Oral appliances are slightly uncomfortable, but they should never be painful. If you develop pain in your jaw joint, known as the temporomandibular joint (TMJ), you should let your dentist know immediately.

TMJ pain may become chronic and lead to clicking, popping, or dislocation of the jaw. If you have TMJ dysfunction, it is actually a contraindication to the use of an oral appliance, meaning you should not use one.

Some people will experience the movement of their teeth, which should also be closely monitored by your dentist with regular evaluations. This may lead the posterior teeth to not touch with chewing, and though present, this may be tolerated.

Adjustments to Oral Appliances Maximize Benefits

Over a period from two months up to six months, the amount of advancement of your jaw will be increased. Initially, it will slightly pull your lower jaw forward, and as you get used to this and your jaw muscles relax, this tension will be increased. This is done gradually so that there are fewer risks of side effects. At the end of this time period, your oral appliance treatment will be optimized.

In order to determine if your oral appliance treatment is effectively eliminating your snoring or sleep apnea, it is advisable to undergo a second sleep study with the oral appliance in place. You should have this done at the same location where you had your first diagnostic study. The two studies can then be properly compared to assess the oral appliance’s effectiveness. Hopefully, the testing shows complete resolution of the sleep apnea that was previously noted with an apnea-hypopnea index (AHI) below 5 events per hour.

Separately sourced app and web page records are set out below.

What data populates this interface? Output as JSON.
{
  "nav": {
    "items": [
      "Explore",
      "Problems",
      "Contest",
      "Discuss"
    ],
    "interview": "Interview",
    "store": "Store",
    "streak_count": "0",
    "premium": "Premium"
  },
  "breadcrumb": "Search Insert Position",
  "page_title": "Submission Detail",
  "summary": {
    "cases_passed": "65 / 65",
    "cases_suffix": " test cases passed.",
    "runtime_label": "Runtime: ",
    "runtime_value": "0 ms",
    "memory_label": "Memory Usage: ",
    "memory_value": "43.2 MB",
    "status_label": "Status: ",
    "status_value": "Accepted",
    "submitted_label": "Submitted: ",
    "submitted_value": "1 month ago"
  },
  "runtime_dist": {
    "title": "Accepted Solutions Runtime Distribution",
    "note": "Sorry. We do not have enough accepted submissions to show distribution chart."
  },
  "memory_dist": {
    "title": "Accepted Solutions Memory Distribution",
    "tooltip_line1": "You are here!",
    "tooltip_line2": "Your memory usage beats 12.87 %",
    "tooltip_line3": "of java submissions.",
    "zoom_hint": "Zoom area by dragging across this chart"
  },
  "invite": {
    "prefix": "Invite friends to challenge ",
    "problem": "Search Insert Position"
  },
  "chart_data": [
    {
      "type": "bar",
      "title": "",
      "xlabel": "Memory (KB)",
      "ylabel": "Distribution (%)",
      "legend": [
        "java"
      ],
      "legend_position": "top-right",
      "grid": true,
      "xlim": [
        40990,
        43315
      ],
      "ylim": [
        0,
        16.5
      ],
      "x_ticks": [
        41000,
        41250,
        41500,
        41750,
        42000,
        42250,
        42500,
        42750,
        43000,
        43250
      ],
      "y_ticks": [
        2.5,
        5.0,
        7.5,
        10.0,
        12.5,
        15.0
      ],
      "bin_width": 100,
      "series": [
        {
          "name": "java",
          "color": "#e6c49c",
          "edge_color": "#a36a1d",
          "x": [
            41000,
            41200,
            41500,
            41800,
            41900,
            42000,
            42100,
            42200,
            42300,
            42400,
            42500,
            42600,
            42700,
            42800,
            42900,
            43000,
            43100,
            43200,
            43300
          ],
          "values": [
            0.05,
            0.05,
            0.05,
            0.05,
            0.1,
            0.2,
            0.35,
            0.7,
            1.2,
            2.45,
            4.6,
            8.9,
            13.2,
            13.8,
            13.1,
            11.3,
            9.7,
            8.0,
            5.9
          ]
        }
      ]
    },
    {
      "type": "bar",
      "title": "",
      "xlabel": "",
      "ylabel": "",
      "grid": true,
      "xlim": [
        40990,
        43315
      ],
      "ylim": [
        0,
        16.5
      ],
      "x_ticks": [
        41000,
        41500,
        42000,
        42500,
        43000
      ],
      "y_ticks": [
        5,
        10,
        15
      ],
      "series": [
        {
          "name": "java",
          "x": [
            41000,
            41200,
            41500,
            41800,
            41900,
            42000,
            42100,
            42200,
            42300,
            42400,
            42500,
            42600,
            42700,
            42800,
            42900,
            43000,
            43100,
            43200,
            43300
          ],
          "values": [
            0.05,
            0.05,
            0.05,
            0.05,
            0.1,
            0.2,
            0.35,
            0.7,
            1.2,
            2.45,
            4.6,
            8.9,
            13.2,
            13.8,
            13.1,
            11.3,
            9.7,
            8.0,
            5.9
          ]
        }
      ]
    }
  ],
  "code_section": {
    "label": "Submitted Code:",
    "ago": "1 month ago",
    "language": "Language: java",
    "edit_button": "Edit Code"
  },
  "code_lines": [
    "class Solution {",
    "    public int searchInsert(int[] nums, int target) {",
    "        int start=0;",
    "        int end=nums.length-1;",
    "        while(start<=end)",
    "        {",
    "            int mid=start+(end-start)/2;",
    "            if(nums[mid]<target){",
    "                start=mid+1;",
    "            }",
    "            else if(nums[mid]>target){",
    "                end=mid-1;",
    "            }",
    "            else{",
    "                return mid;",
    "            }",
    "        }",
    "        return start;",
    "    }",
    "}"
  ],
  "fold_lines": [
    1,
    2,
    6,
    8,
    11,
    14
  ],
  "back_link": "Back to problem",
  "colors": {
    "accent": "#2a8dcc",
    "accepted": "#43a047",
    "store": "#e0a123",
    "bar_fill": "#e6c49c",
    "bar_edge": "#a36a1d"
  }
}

A Word From Verywell

An oral appliance can be an attractive and useful treatment for snoring and sleep apnea. Be sure to select a qualified provider of an appliance that is properly fitted and adjusted over a period of months. At the conclusion of this period, you should undergo a proper reassessment to establish its effectiveness, which will help you decide if your efforts and expense have been justified. If the treatment is insufficient, you may need to repeat the consultation with your sleep doctor.

Frequently Asked Questions

  • What does an oral appliance for snoring look like?

    Many oral appliances for snoring resemble a nightguard with two hinges that connect the top and bottom rows of teeth. There are many different kinds of oral appliance for snoring, and not all will share a similar design.

  • Is it better to use a CPAP or an oral appliance for snoring?

    There is no clear winner in the choice between a CPAP and an oral appliance for snoring. Some people find success with a CPAP, while others find that an oral appliance meets their needs. To determine which option is best for you, it may help to speak to a healthcare provider.

4 Sources
Verywell Health uses only high-quality sources, including peer-reviewed studies, to support the facts within our articles. Read our editorial process to learn more about how we fact-check and keep our content accurate, reliable, and trustworthy.
  1. Almeida FR, Bansback N. Long-term effectiveness of oral appliance versus CPAP therapy and the emerging importance of understanding patient preferencesSleep. 2013;36(9):1271–1272. doi:10.5665/sleep.2938

  2. Doff MH, Hoekema A, Wijkstra PJ, et al. Oral appliance versus continuous positive airway pressure in obstructive sleep apnea syndrome: a 2-year follow-upSleep. 2013;36(9):1289–1296. doi:10.5665/sleep.2948

  3. American Academy of Dental Sleep Medicine. Oral Appliance Therapy.

  4. American Academy of Sleep Medicine. Oral Appliance Therapy — Benefits and Side Effects.

By Brandon Peters, MD
Brandon Peters, MD, is a board-certified neurologist and sleep medicine specialist.